[[ DATA RECORDS, beginning ]]

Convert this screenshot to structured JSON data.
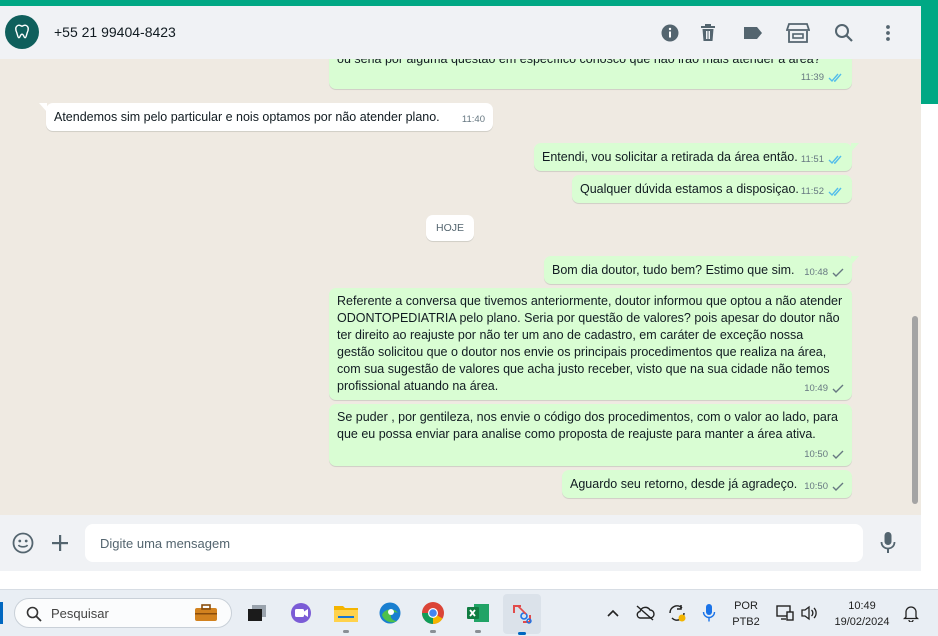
{
  "header": {
    "contact_name": "+55 21 99404-8423",
    "icons": [
      "info-icon",
      "trash-icon",
      "label-icon",
      "store-icon",
      "search-icon",
      "more-vertical-icon"
    ]
  },
  "messages": [
    {
      "direction": "out",
      "text": "ou seria por alguma questão em específico conosco que não irão mais atender a área?",
      "time": "11:39",
      "status": "read"
    },
    {
      "direction": "in",
      "text": "Atendemos sim pelo particular e nois  optamos por não  atender plano.",
      "time": "11:40"
    },
    {
      "direction": "out",
      "text": "Entendi, vou solicitar a retirada da área então.",
      "time": "11:51",
      "status": "read"
    },
    {
      "direction": "out",
      "text": "Qualquer dúvida estamos a disposiçao.",
      "time": "11:52",
      "status": "read"
    },
    {
      "direction": "out",
      "text": "Bom dia doutor, tudo bem? Estimo que sim.",
      "time": "10:48",
      "status": "sent"
    },
    {
      "direction": "out",
      "text": "Referente a conversa que tivemos anteriormente, doutor informou que optou a não atender ODONTOPEDIATRIA pelo plano. Seria por questão de valores? pois apesar do doutor não ter direito ao reajuste por não ter um ano de cadastro, em caráter de exceção nossa gestão solicitou que o doutor nos envie os principais procedimentos que realiza na área, com sua sugestão de valores que acha justo receber, visto que na sua cidade não temos profissional atuando na área.",
      "time": "10:49",
      "status": "sent"
    },
    {
      "direction": "out",
      "text": "Se puder , por gentileza, nos envie o código dos procedimentos, com o valor ao lado, para que eu possa enviar para analise como proposta de reajuste para manter a área ativa.",
      "time": "10:50",
      "status": "sent"
    },
    {
      "direction": "out",
      "text": "Aguardo seu retorno, desde já agradeço.",
      "time": "10:50",
      "status": "sent"
    }
  ],
  "day_chip": "HOJE",
  "composer": {
    "placeholder": "Digite uma mensagem"
  },
  "taskbar": {
    "search_label": "Pesquisar",
    "apps": [
      "briefcase-icon",
      "task-view-icon",
      "meet-icon",
      "file-explorer-icon",
      "edge-icon",
      "chrome-icon",
      "excel-icon",
      "snipping-tool-icon"
    ],
    "lang_top": "POR",
    "lang_bottom": "PTB2",
    "time": "10:49",
    "date": "19/02/2024"
  },
  "colors": {
    "accent": "#00a884",
    "outgoing": "#d9fdd3",
    "incoming": "#ffffff",
    "chat_bg": "#efeae2",
    "read_ticks": "#53bdeb"
  }
}
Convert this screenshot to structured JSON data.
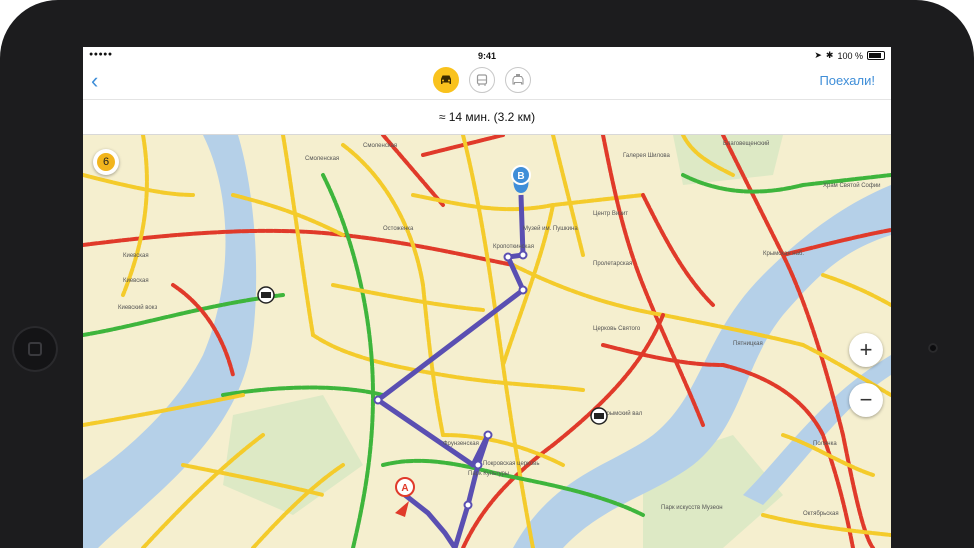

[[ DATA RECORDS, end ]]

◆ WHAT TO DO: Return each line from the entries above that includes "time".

◆ ANSWER SPACE:
      "time": "11:39",
      "time": "11:40"
      "time": "11:51",
      "time": "11:52",
      "time": "10:48",
      "time": "10:49",
      "time": "10:50",
      "time": "10:50",
    "time": "10:49",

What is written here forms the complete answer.